Given information section start
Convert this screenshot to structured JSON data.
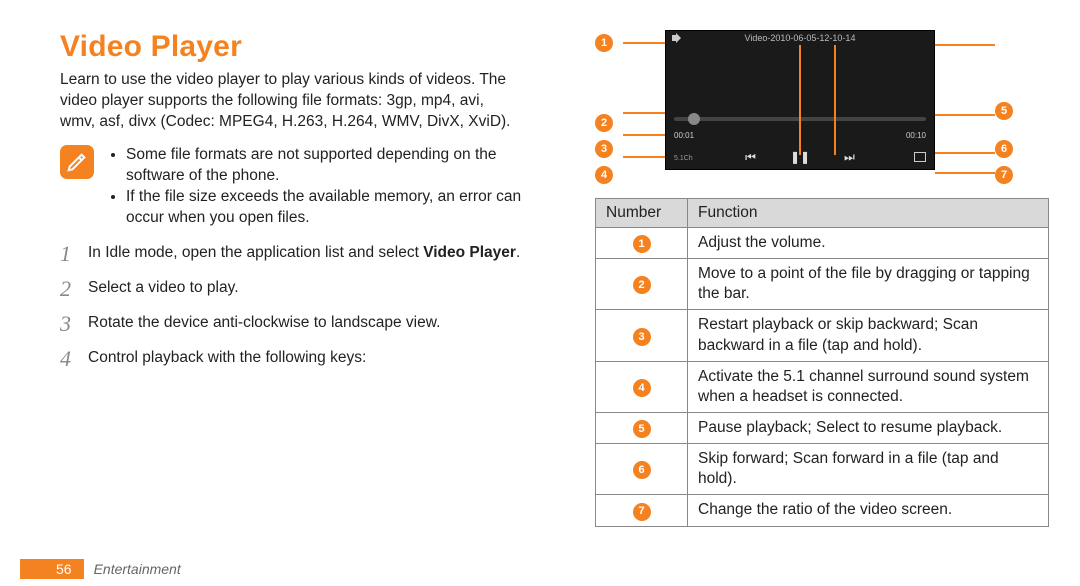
{
  "title": "Video Player",
  "intro": "Learn to use the video player to play various kinds of videos. The video player supports the following file formats: 3gp, mp4, avi, wmv, asf, divx (Codec: MPEG4, H.263, H.264, WMV, DivX, XviD).",
  "notes": [
    "Some file formats are not supported depending on the software of the phone.",
    "If the file size exceeds the available memory, an error can occur when you open files."
  ],
  "steps": [
    {
      "text_pre": "In Idle mode, open the application list and select ",
      "bold": "Video Player",
      "text_post": "."
    },
    {
      "text_pre": "Select a video to play."
    },
    {
      "text_pre": "Rotate the device anti-clockwise to landscape view."
    },
    {
      "text_pre": "Control playback with the following keys:"
    }
  ],
  "screen": {
    "title": "Video-2010-06-05-12-10-14",
    "time_elapsed": "00:01",
    "time_total": "00:10",
    "surround_label": "5.1Ch"
  },
  "table": {
    "headers": [
      "Number",
      "Function"
    ],
    "rows": [
      {
        "n": "1",
        "fn": "Adjust the volume."
      },
      {
        "n": "2",
        "fn": "Move to a point of the file by dragging or tapping the bar."
      },
      {
        "n": "3",
        "fn": "Restart playback or skip backward; Scan backward in a file (tap and hold)."
      },
      {
        "n": "4",
        "fn": "Activate the 5.1 channel surround sound system when a headset is connected."
      },
      {
        "n": "5",
        "fn": "Pause playback; Select to resume playback."
      },
      {
        "n": "6",
        "fn": "Skip forward; Scan forward in a file (tap and hold)."
      },
      {
        "n": "7",
        "fn": "Change the ratio of the video screen."
      }
    ]
  },
  "footer": {
    "page": "56",
    "section": "Entertainment"
  }
}
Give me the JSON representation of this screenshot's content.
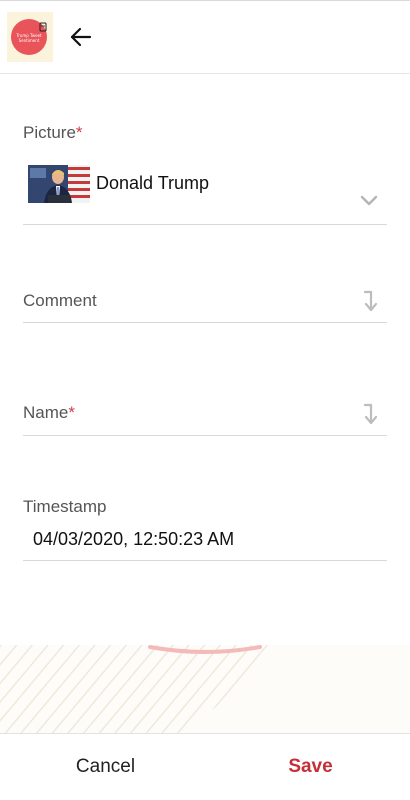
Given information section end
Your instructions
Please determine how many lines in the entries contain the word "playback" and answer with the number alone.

Task answer
3